Participation Visualization With Wordle
Participatory Visualization with Wordle
Fernanda B. Viegas, Martin Wattenberg, and Jonathan Feinberg
IEEE Transactions on Visualization and Computer Graphics
Vol.15. No.6. (November 2009). Pages 1137-1144.
The authors of this great Wordle study discuss the design and use of Wordles. Their study encompasses spontaneous observed behaviors as well as the results of a survey.
Wordle is not alone in the tag cloud generator field. Somewhat similar tag cloud generators include TagCrowd, The Tag Cloud Generator, Many Eyes, and Tree Cloud.
The authors cite Wordle’s ability to convey social information in a non-scientific form, ease of use by non-expert users, user creativity, and a participatory culture as among the reasons for its success against other formats.
One of Wordle’s unique traits is its ability to pack words very tightly by putting some short words inside of others (like the word “felt” is inside the letter “C” of Church in our current header image).
Yet one more uniqueness is the direct linearity of font size with word frequency. Other infovis (information visual) tools typically base the relationship on the square root of word frequency.
The process to generate Wordles is very straight forward, yet the randomness and options allow tremendous customization of images. The authors also recognize the ability to take Wordles beyond the web by imprinting them on t-shirts, cards, and other phsyical objects (as we have done).
Their survey resulted in two primary findings.
The importance of design and how Wordle.net functions like a creation tool.
A significant portion of participants in the study did NOT understand what font size meant in Wordle (font size is directly proportional to word use frequency).
Design and visual appeal were found to be the dominant reasons for users being drawn to Wordle. The authors found those who prefer Wordles over Tag Clouds could be grouped into three categories.
Attention Keeping Visuals
Emotional Impact – Wordles are more interesting and elicit more of an emotional response than Tag Clouds. The colors encourage your eyes to move around and take in more words.

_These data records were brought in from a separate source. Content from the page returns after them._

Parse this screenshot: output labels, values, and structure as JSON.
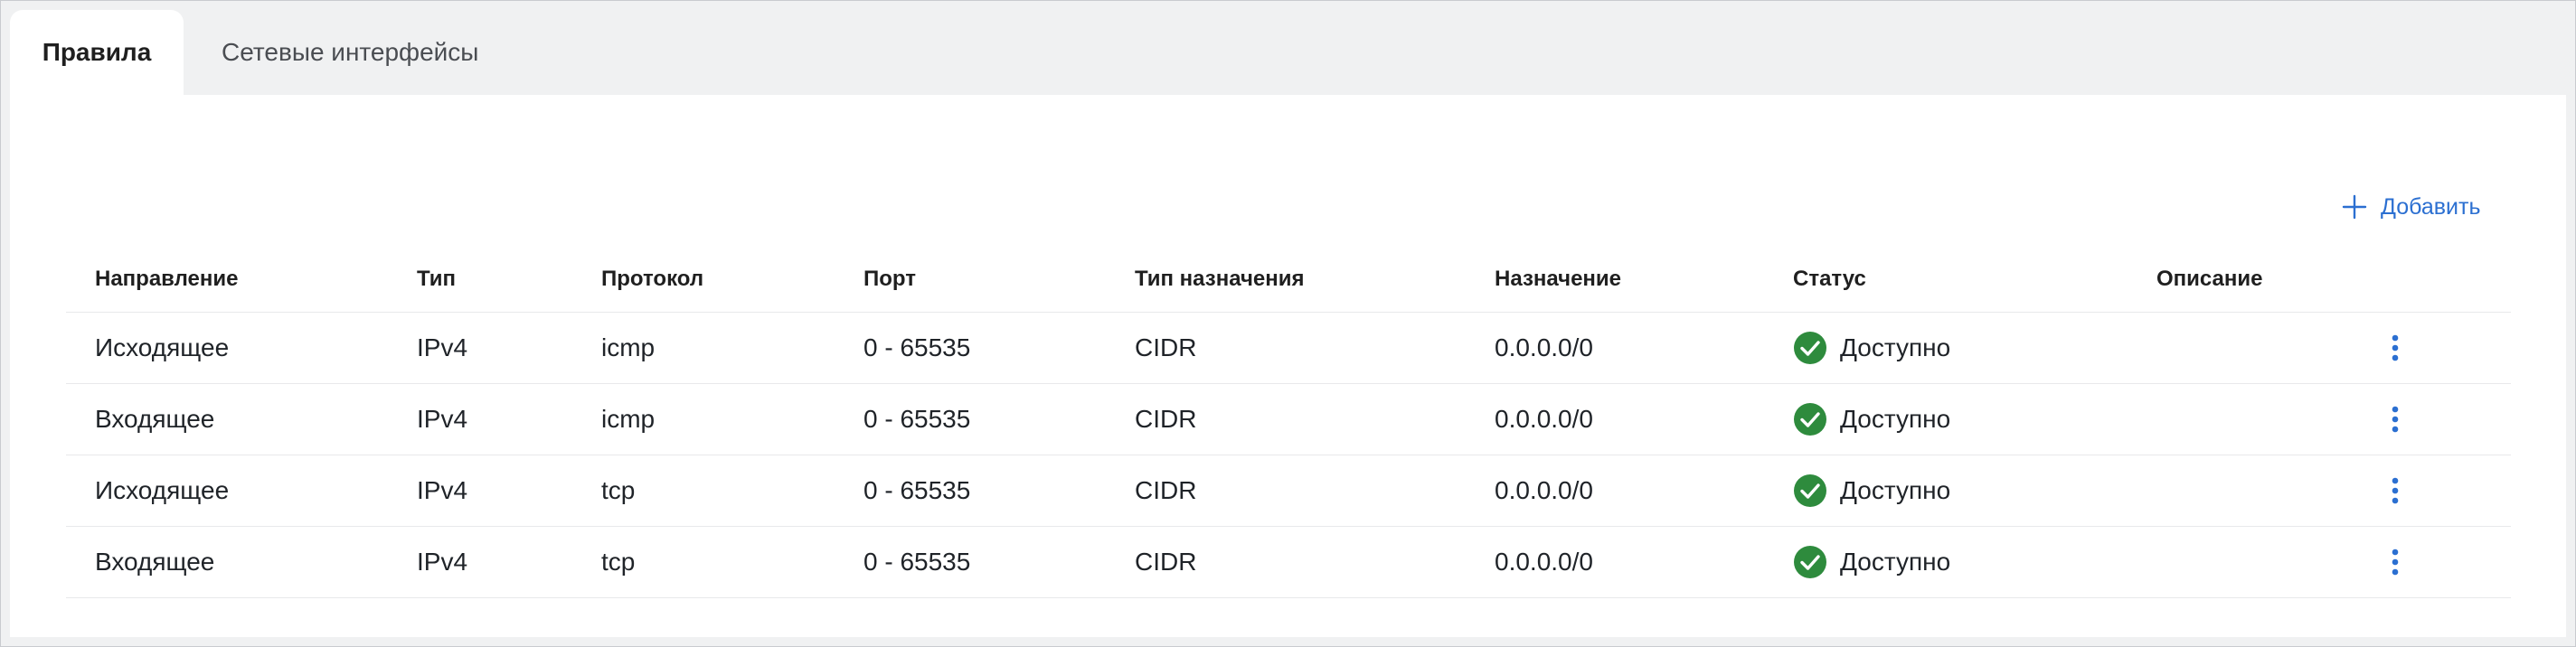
{
  "tabs": [
    {
      "label": "Правила",
      "active": true
    },
    {
      "label": "Сетевые интерфейсы",
      "active": false
    }
  ],
  "toolbar": {
    "add_label": "Добавить",
    "add_icon": "plus-icon"
  },
  "table": {
    "columns": [
      "Направление",
      "Тип",
      "Протокол",
      "Порт",
      "Тип назначения",
      "Назначение",
      "Статус",
      "Описание"
    ],
    "rows": [
      {
        "direction": "Исходящее",
        "type": "IPv4",
        "protocol": "icmp",
        "port": "0 - 65535",
        "dest_type": "CIDR",
        "destination": "0.0.0.0/0",
        "status": "Доступно",
        "description": ""
      },
      {
        "direction": "Входящее",
        "type": "IPv4",
        "protocol": "icmp",
        "port": "0 - 65535",
        "dest_type": "CIDR",
        "destination": "0.0.0.0/0",
        "status": "Доступно",
        "description": ""
      },
      {
        "direction": "Исходящее",
        "type": "IPv4",
        "protocol": "tcp",
        "port": "0 - 65535",
        "dest_type": "CIDR",
        "destination": "0.0.0.0/0",
        "status": "Доступно",
        "description": ""
      },
      {
        "direction": "Входящее",
        "type": "IPv4",
        "protocol": "tcp",
        "port": "0 - 65535",
        "dest_type": "CIDR",
        "destination": "0.0.0.0/0",
        "status": "Доступно",
        "description": ""
      }
    ]
  },
  "colors": {
    "accent": "#2b6fd1",
    "status_ok": "#2e8b3d",
    "tab_bar_bg": "#f0f1f2"
  },
  "icons": {
    "status": "check-circle-icon",
    "row_menu": "more-vertical-icon"
  }
}
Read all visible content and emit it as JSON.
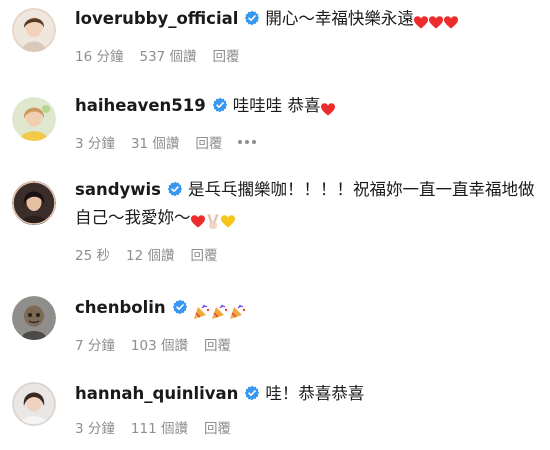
{
  "comments": [
    {
      "username": "loverubby_official",
      "text": "開心～幸福快樂永遠",
      "time": "16 分鐘",
      "views": "537 個讚",
      "reply": "回覆",
      "emoji": [
        "red-heart",
        "red-heart",
        "red-heart"
      ]
    },
    {
      "username": "haiheaven519",
      "text": "哇哇哇 恭喜",
      "time": "3 分鐘",
      "views": "31 個讚",
      "reply": "回覆",
      "emoji": [
        "red-heart"
      ]
    },
    {
      "username": "sandywis",
      "text": "是乓乓擱樂咖！！！！祝福妳一直一直幸福地做",
      "text2": "自己～我愛妳～",
      "time": "25 秒",
      "views": "12 個讚",
      "reply": "回覆",
      "emoji": [
        "red-heart",
        "victory-hand",
        "yellow-heart"
      ]
    },
    {
      "username": "chenbolin",
      "text": "",
      "time": "7 分鐘",
      "views": "103 個讚",
      "reply": "回覆",
      "emoji": [
        "party-popper",
        "party-popper",
        "party-popper"
      ]
    },
    {
      "username": "hannah_quinlivan",
      "text": "哇！恭喜恭喜",
      "time": "3 分鐘",
      "views": "111 個讚",
      "reply": "回覆",
      "emoji": []
    }
  ],
  "colors": {
    "verified": "#3897f0",
    "meta": "#8e8e8e",
    "heart": "#ed2b2b",
    "yellow_heart": "#f5c518"
  }
}
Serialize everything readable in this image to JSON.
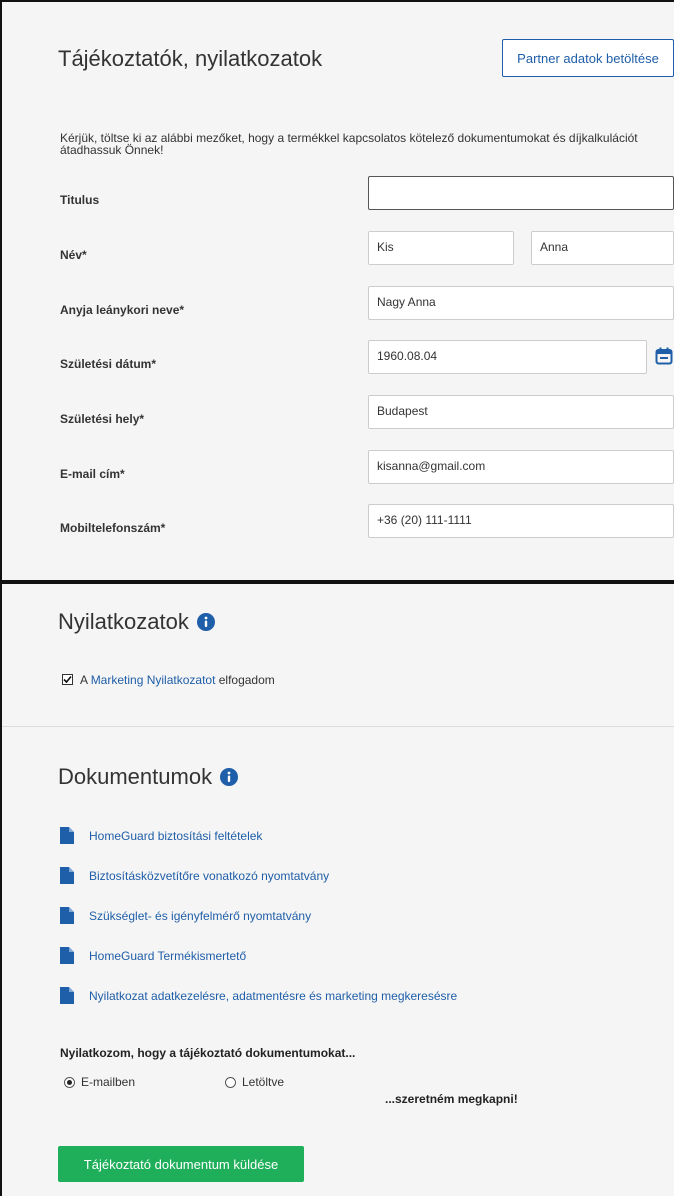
{
  "info": {
    "title": "Tájékoztatók, nyilatkozatok",
    "load_partner_label": "Partner adatok betöltése",
    "intro": "Kérjük, töltse ki az alábbi mezőket, hogy a termékkel kapcsolatos kötelező dokumentumokat és díjkalkulációt átadhassuk Önnek!"
  },
  "form": {
    "titulus_label": "Titulus",
    "titulus_value": "",
    "nev_label": "Név*",
    "first_name": "Kis",
    "last_name": "Anna",
    "mother_label": "Anyja leánykori neve*",
    "mother_value": "Nagy Anna",
    "birth_date_label": "Születési dátum*",
    "birth_date_value": "1960.08.04",
    "birth_place_label": "Születési hely*",
    "birth_place_value": "Budapest",
    "email_label": "E-mail cím*",
    "email_value": "kisanna@gmail.com",
    "phone_label": "Mobiltelefonszám*",
    "phone_value": "+36 (20) 111-1111"
  },
  "declarations": {
    "title": "Nyilatkozatok",
    "marketing_prefix": "A ",
    "marketing_link": "Marketing Nyilatkozatot",
    "marketing_suffix": " elfogadom",
    "marketing_checked": true
  },
  "documents": {
    "title": "Dokumentumok",
    "items": [
      "HomeGuard biztosítási feltételek",
      "Biztosításközvetítőre vonatkozó nyomtatvány",
      "Szükséglet- és igényfelmérő nyomtatvány",
      "HomeGuard Termékismertető",
      "Nyilatkozat adatkezelésre, adatmentésre és marketing megkeresésre"
    ]
  },
  "delivery": {
    "question": "Nyilatkozom, hogy a tájékoztató dokumentumokat...",
    "option_email": "E-mailben",
    "option_download": "Letöltve",
    "selected": "email",
    "suffix": "...szeretném megkapni!",
    "send_label": "Tájékoztató dokumentum küldése"
  },
  "colors": {
    "accent": "#1f5ea8",
    "send_button": "#1faf5a",
    "background": "#f5f5f5"
  }
}
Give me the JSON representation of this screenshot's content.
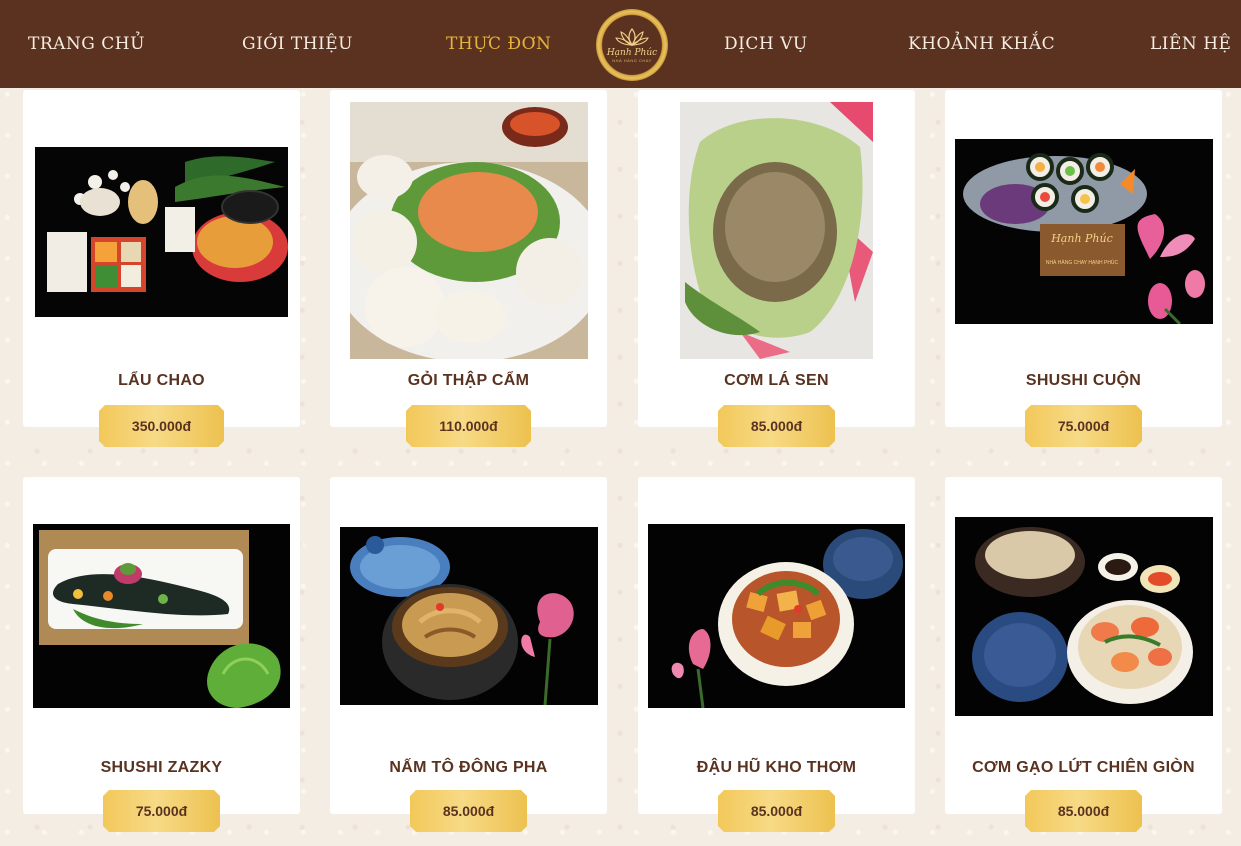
{
  "nav": {
    "items": [
      {
        "label": "TRANG CHỦ",
        "active": false
      },
      {
        "label": "GIỚI THIỆU",
        "active": false
      },
      {
        "label": "THỰC ĐƠN",
        "active": true
      },
      {
        "label": "DỊCH VỤ",
        "active": false
      },
      {
        "label": "KHOẢNH KHẮC",
        "active": false
      },
      {
        "label": "LIÊN HỆ",
        "active": false
      }
    ],
    "logo": {
      "name": "Hạnh Phúc",
      "subtitle": "NHÀ HÀNG CHAY"
    }
  },
  "menu": [
    {
      "name": "LẨU CHAO",
      "price": "350.000đ",
      "photo": "hotpot-platter"
    },
    {
      "name": "GỎI THẬP CẨM",
      "price": "110.000đ",
      "photo": "mixed-salad"
    },
    {
      "name": "CƠM LÁ SEN",
      "price": "85.000đ",
      "photo": "lotus-leaf-rice"
    },
    {
      "name": "SHUSHI CUỘN",
      "price": "75.000đ",
      "photo": "sushi-rolls"
    },
    {
      "name": "SHUSHI ZAZKY",
      "price": "75.000đ",
      "photo": "sushi-zazky"
    },
    {
      "name": "NẤM TÔ ĐÔNG PHA",
      "price": "85.000đ",
      "photo": "mushroom-pot"
    },
    {
      "name": "ĐẬU HŨ KHO THƠM",
      "price": "85.000đ",
      "photo": "braised-tofu"
    },
    {
      "name": "CƠM GẠO LỨT CHIÊN GIÒN",
      "price": "85.000đ",
      "photo": "crispy-brown-rice"
    }
  ],
  "photo_card_text": {
    "name": "Hạnh Phúc",
    "subtitle": "NHÀ HÀNG CHAY HẠNH PHÚC"
  },
  "colors": {
    "nav_bg": "#5b3220",
    "active": "#e6b43a",
    "price_gold": "#f2c85a",
    "text_brown": "#5a3320"
  }
}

Attention Keeping Visuals – users often examine Wordles longer than Tag Clouds. “They look like art and make you look twice, then all of a sudden your are reading, thinking, feeling good, learning.”
Organic/Non-Linearity – more connections are formed by words that would of otherwise been some distance from one another. “They feel organic, the way real speech feels.”
For some users, Wordles not the beginning or they end. Wordling is but a step in a chain of events that may include different media. For example, one lady wrote a love letter to her husband, Wordled it, printed it on card stock as a Valentine, then wrote the actual note behind the Wordle, and gave it to him.
The authors discuss the “casual infovis” use of Wordle and the misinterpretation of output (users not understanding relative font size is proportional to word usage frequency). They note many people Wordle text they are intimately familiar with (such as wedding vows) to create momentos and find Wordles jog their memory. Typically, visualization of finding out something you already know is worthless, but in this setting it helps people remember key events in their lives. (Just like many of us are familiar with popular LDS and Mormon texts, viewing wordles of them may help us remember them.)
The strong emotional component many feel with momento Wordles suggest an analogy between Wordles and photography. Others relate momento Wordles to scrapbooking.
Another feature allowing users to share Wordles is the legal framework of the Creative Commons License. It allows users to legally capture their own wordles and reasonably use them as they see fit. The Creative Commons License allows users to think of their Wordles as their property “inspiring further experimentation and creativity.”
One point frequently made by the authors we have not yet mentioned is the use of Wordles by educators at all levels. They find Wordles engage students, even those previously less motivated.
If you have any interest in the science of Wordles we strongly encourage you to read this study. It was previously published on an IBM research server, but is unavailable at this writing.
This post was originally on our Mormon Wordles dot Com site, it was moved here in early 2017.